How You Can Start and Operate a Soup Kitchen

Mission Possible: How You Can Start and Operate a Soup Kitchen

Trenton Area Soup Kitchen trio writes how-to book

The Trenton Times Newspaper, November 07, 2011
By Joyce J. Persico

By any measure, the Trenton Area Soup Kitchen is a success story. In August alone, the humble building on Escher Street served more than 17,000 meals to down-on-their-luck men, women and families — some without homes, some without jobs and many without hope in an economic climate that finds them on the bottom rung of the needy.

Three men who have a combined 35 years of experience working with the soup kitchen, often referred to as TASK, have seen miracles happen. They also have witnessed a seemingly endless cycle of poverty that brought them generations of the poor and hungry. So it’s become part of the lives of Peter Wise, Irwin Stoolmacher and Martin Tuchman to supply hope where there is none.

From left, Irwin S. Stoolmacher, Martin Tuchman, and Peter C. Wise are co-authors of the book, "Mission Possible, " on how to open and run a soup kitchen at the Trenton Area Soup Kitchen in Trenton on Thursday, November 3, 2011.

The trio has filtered that goal into "Mission Possible: How You Can Start and Operate a Soup Kitchen," a how-to book with an unusual premise: Helping interested communities fill the needs of the hungry with something as basic as food. Just as important, it details how to achieve what TASK is notable for - sustainability.

In 14 chapters, the book offers suggestions ranging from what to serve to how to serve it, including security, client relations, finding the resources, leadership, and funds needed to start a kitchen. The authors hope their work will boost the existing 5,000 soup kitchens in the United States and help anyone who wants to start a new one.

Some of the advice is common sense, for instance establishing a soup kitchen near an impoverished area. Some is not so apparent: Giving the needy an opportunity for artistic expression and self-improvement.


"It’s not uncommon for people to ask us for advice," says Wise, who is retired from an aerospace career at RCA/GE. Associated with TASK since 1985, he served as its director from 1998 to 2007. "We’ve been asked for advice from Freehold and Mount Holly about how to start a soup kitchen. We wanted this book to be the definitive one."

Tuchman, whose long work history includes banking, investing and international shipping, is an executive with an equally long involvement in nonprofit organizations. His Tuchman Foundation underwrote the project and he conceived the idea for the book, insisting it provide a step-by-step operating manual like one that would be found in any viable business. All the good will in the world can’t make a soup kitchen sustainable, and Tuchman, who has served on the TASK Board of Directors since 2003, explains that the Trenton operation attracts people because they are "really hungry and TASK is well-run."

Wise points out that recent headlines have cited the encroachment of poverty on suburbia, in neighborhoods where no one ever thought a helping hand would be necessary.

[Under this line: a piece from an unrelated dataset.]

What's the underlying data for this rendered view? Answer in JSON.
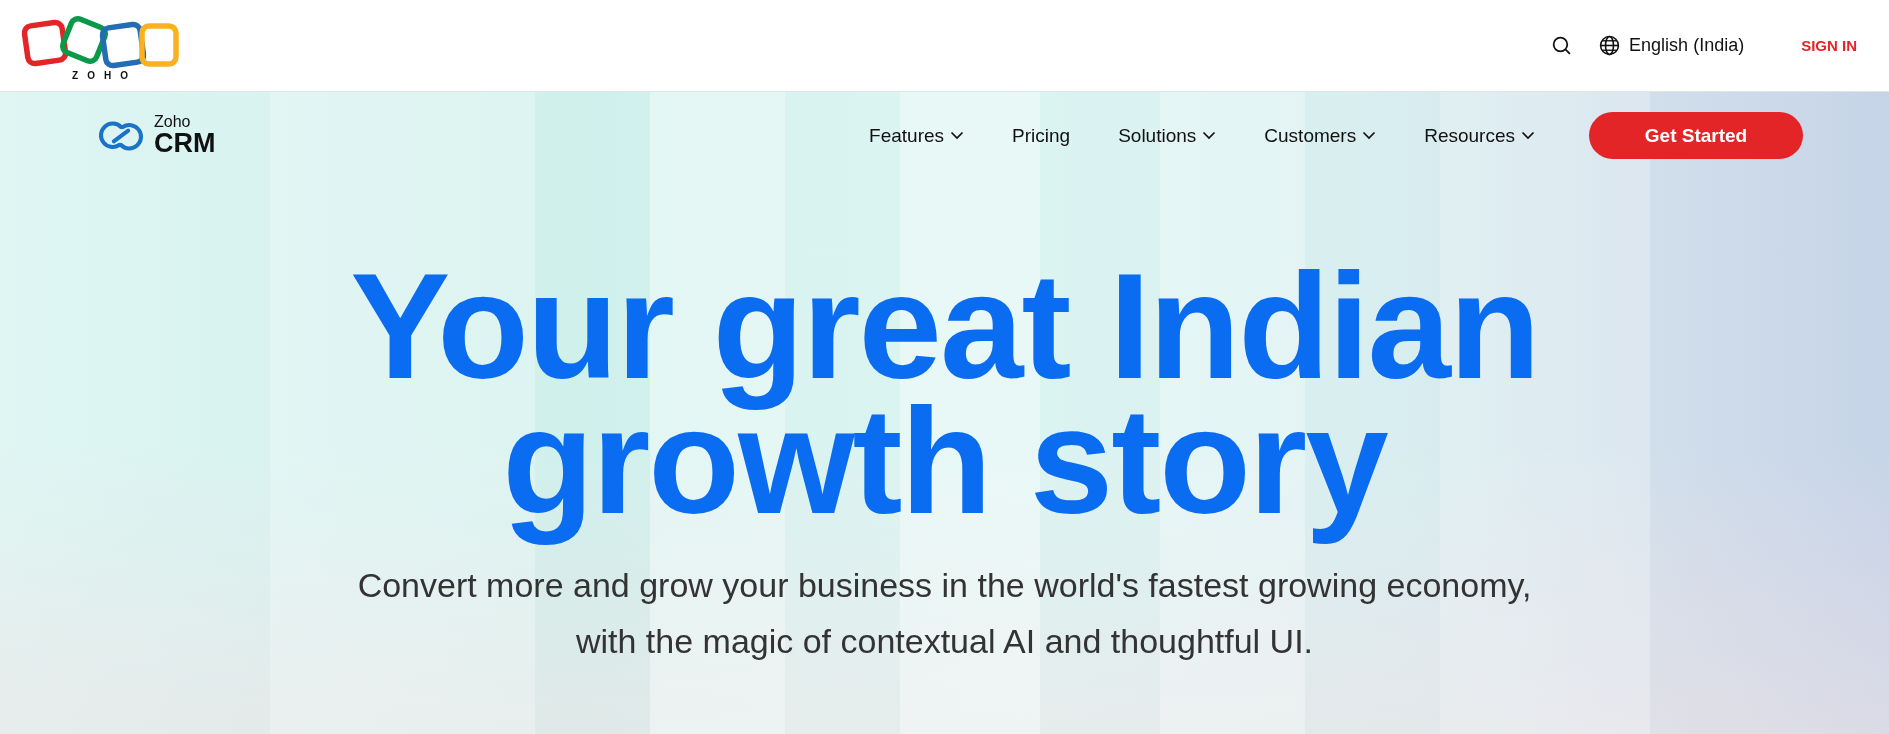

"Long before the current recession, there was a clear need for more soup kitchens across America. Now, with times more challenging than ever, there is an urgent need, not just in the inner cities but in many suburban communities as well," he explains.


The good news, Wise believes, is that there are more people who want to help in some way.

"That’s what this book is about. It is a practical, hands-on, step-by-step guide to such groups of people who want to help but don’t know quite how to start. It’s also designed to assist those who want to expand existing soup kitchens," he says.

Co-author Stoolmacher, whose wife, Phyllis, is the longtime director of the Mercer Street Friends Food Bank, is a marketing and fund-raising consultant who heads the Stoolmacher Consulting Group in Lawrence. He mentions TASK’s new satellite soup kitchen in Hightstown’s First Methodist Church as an example of the growing need to feed the hungry. It introduced its one-night-a-week soup kitchen Thursday.

Stoolmacher got involved at TASK when, at age 40, he asked himself, "What am I going to do when I grow up?"

"After 25 year of fundraising, there is nothing I’d rather do," he says. "What we do here is a real business. Believe me, I get raked over the coals at monthly board meetings."

Dennis Micai, current executive director of TASK, has had two recent inquiries from the communities of Montclair and Dover with an interest in how TASK works. He mentions that the economic downturn has also changed some of the soup kitchen’s dynamics.

"Last year we saw a lot of new faces. The homeless now number less than 50 percent and now we see more seniors and younger families," says Micai.

The free online version of the book "Mission Possible" has already attracted 648 page views from more than 25 countries and 10 states a month since August.

Although "Mission Possible: How You Can Start and Operate a Soup Kitchen" is available on for $15, it also is available for free as a downloadable pdf file at the website. It also can be purchased through TASK by contacting Jaime Parker at TASK, P.O. Box 872, Trenton, N.J. 08605. All profits will benefit TASK.